# What you need to do
Repeat the records below exactly as they appear.

Entries from a dataset of interfaces
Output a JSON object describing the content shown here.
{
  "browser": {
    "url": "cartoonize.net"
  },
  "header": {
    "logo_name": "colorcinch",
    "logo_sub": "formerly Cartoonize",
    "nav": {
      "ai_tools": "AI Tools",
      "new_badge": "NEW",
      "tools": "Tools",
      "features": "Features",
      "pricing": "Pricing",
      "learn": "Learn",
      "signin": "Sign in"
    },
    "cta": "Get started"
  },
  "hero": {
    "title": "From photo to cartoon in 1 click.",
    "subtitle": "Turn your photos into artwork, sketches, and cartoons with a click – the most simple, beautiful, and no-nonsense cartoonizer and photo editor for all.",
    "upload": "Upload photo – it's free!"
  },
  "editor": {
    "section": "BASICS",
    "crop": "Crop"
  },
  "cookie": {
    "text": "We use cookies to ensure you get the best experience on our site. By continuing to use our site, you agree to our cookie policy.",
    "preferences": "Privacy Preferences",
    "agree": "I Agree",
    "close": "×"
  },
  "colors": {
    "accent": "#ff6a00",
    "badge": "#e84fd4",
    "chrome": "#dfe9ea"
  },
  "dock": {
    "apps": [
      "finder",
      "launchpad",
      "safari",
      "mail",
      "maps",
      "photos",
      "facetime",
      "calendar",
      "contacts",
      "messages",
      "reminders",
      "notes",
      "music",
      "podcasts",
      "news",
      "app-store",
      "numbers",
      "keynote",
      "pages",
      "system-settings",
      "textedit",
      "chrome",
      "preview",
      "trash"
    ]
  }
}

# Your response
Output a JSON object describing the content shown here.
{
  "browser": {
    "url": "cartoonize.net"
  },
  "header": {
    "logo_name": "colorcinch",
    "logo_sub": "formerly Cartoonize",
    "nav": {
      "ai_tools": "AI Tools",
      "new_badge": "NEW",
      "tools": "Tools",
      "features": "Features",
      "pricing": "Pricing",
      "learn": "Learn",
      "signin": "Sign in"
    },
    "cta": "Get started"
  },
  "hero": {
    "title": "From photo to cartoon in 1 click.",
    "subtitle": "Turn your photos into artwork, sketches, and cartoons with a click – the most simple, beautiful, and no-nonsense cartoonizer and photo editor for all.",
    "upload": "Upload photo – it's free!"
  },
  "editor": {
    "section": "BASICS",
    "crop": "Crop"
  },
  "cookie": {
    "text": "We use cookies to ensure you get the best experience on our site. By continuing to use our site, you agree to our cookie policy.",
    "preferences": "Privacy Preferences",
    "agree": "I Agree",
    "close": "×"
  },
  "colors": {
    "accent": "#ff6a00",
    "badge": "#e84fd4",
    "chrome": "#dfe9ea"
  },
  "dock": {
    "apps": [
      "finder",
      "launchpad",
      "safari",
      "mail",
      "maps",
      "photos",
      "facetime",
      "calendar",
      "contacts",
      "messages",
      "reminders",
      "notes",
      "music",
      "podcasts",
      "news",
      "app-store",
      "numbers",
      "keynote",
      "pages",
      "system-settings",
      "textedit",
      "chrome",
      "preview",
      "trash"
    ]
  }
}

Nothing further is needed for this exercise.